RD259 - Report on Funding for Child Psychiatry and Children’s Crisis Response Services (Item 315.W., 2013 Appropriation Act) - October 7, 2013
This report was developed in accordance with Item 315.W. of the 2013 Appropriation Act which addresses the management of the general fund appropriation for child psychiatry and children’s crisis response services for children with mental health and behavioral disorders. Specifically, the language states:
"W. Out of this appropriation, $1,500,000 the first year and $3,650,000 the second year from the general fund shall be used to provide child psychiatry and children’s crisis response services for children with mental health and behavioral disorders. These funds, divided among the health planning regions based on the current availability of the services, shall be used to hire or contract with child psychiatrists who can provide direct clinical services, including crisis response services, as well as training and consultation with other children’s health care providers in the health planning region such as general practitioners, pediatricians, nurse practitioners, and community service boards staff, to increase their expertise in the prevention, diagnosis, and treatment of children with mental health disorders. Funds may also be used to create new or enhance existing community-based crisis response services in a health planning region, including mobile crisis teams and crisis stabilization services, with the goal of diverting children from inpatient psychiatric hospitalization to less restrictive services in or near their communities. The Department of Behavioral Health and Developmental Services shall report on the use and impact of this funding to the Chairmen of the House Appropriations and Senate Finance Committees beginning on October 1, 2013 and each year thereafter."
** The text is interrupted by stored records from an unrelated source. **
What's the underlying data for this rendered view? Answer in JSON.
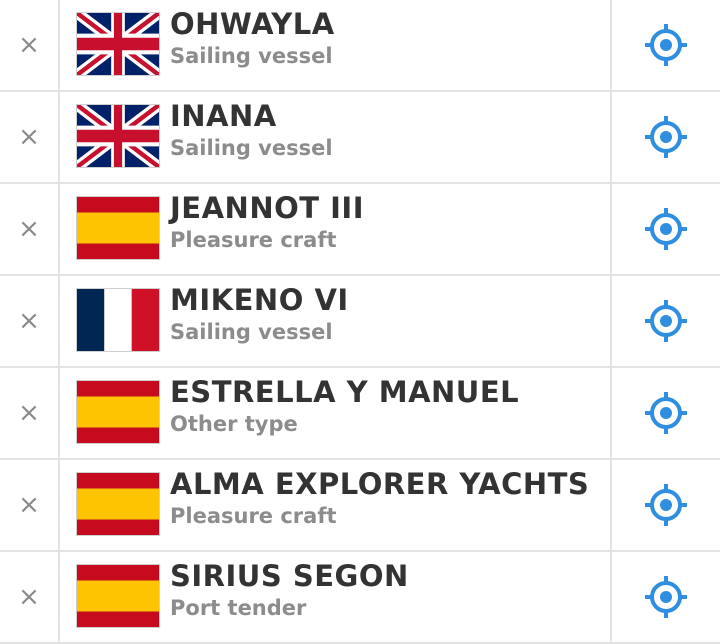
{
  "remove_symbol": "×",
  "accent_color": "#2f8ee0",
  "vessels": [
    {
      "name": "OHWAYLA",
      "type": "Sailing vessel",
      "flag": "united-kingdom"
    },
    {
      "name": "INANA",
      "type": "Sailing vessel",
      "flag": "united-kingdom"
    },
    {
      "name": "JEANNOT III",
      "type": "Pleasure craft",
      "flag": "spain"
    },
    {
      "name": "MIKENO VI",
      "type": "Sailing vessel",
      "flag": "france"
    },
    {
      "name": "ESTRELLA Y MANUEL",
      "type": "Other type",
      "flag": "spain"
    },
    {
      "name": "ALMA EXPLORER YACHTS",
      "type": "Pleasure craft",
      "flag": "spain"
    },
    {
      "name": "SIRIUS SEGON",
      "type": "Port tender",
      "flag": "spain"
    }
  ]
}
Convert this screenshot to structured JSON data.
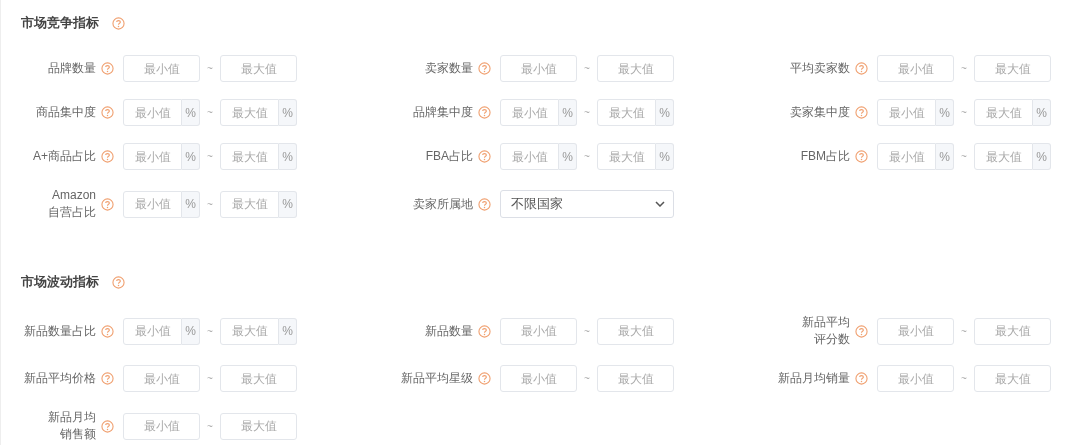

This language was included in the current budget to address certain recommendations included in the 2011 report “A Plan for Community-Based Children’s Behavioral Health Services in Virginia,” (Report Document 267, Item 304.M.) by the Department of Behavioral Health and Developmental Services (DBHDS). That report described the comprehensive service array needed to meet the needs of children with behavioral health problems.
Included in that plan were the results of a survey of community services boards (CSBs) which indicated that, of all the services in the comprehensive service array, crisis response services including both mobile crisis and crisis stabilization were the least available services in the state. At least part of the reason crisis response services are in short supply is because of the expense of such service models, which require highly trained clinicians who are available on a 24/7 basis to respond to crisis situations. Rural CSBs are particularly challenged in supporting these service models. For these reasons, a regional approach was proposed to allow the services to be shared across a health planning region.
Through a competitive Request for Applications, three regional proposals were selected from those submitted from all five health planning regions:
Region I – Horizon Behavioral Health is the lead CSB for the region
Region III - Mount Rogers is the lead CSB for the region
Region IV - Richmond Behavioral Health Authority is the lead CSB for the region
This report covers the first 10 months of funding following the application process (September 1, 2012 through June 30, 2013) and the $1,500,000 million appropriated for FY2013.
Overall, the three regions achieved good outcomes in keeping children with their parents and attending school. They established child psychiatry access through face-to-face visits, tele-psychiatry and consultation to pediatricians and primary care practitioners and reduced their utilization of the DBHDS Commonwealth Center for Children and Adolescents (CCCA), the state’s only public inpatient facility for children. It is early in the life of these regional projects, but in all three funded regions admissions and bed days have been reduced. Though there were good outcomes in all three regions, start-up challenges in Region IV resulted in fewer families and children served.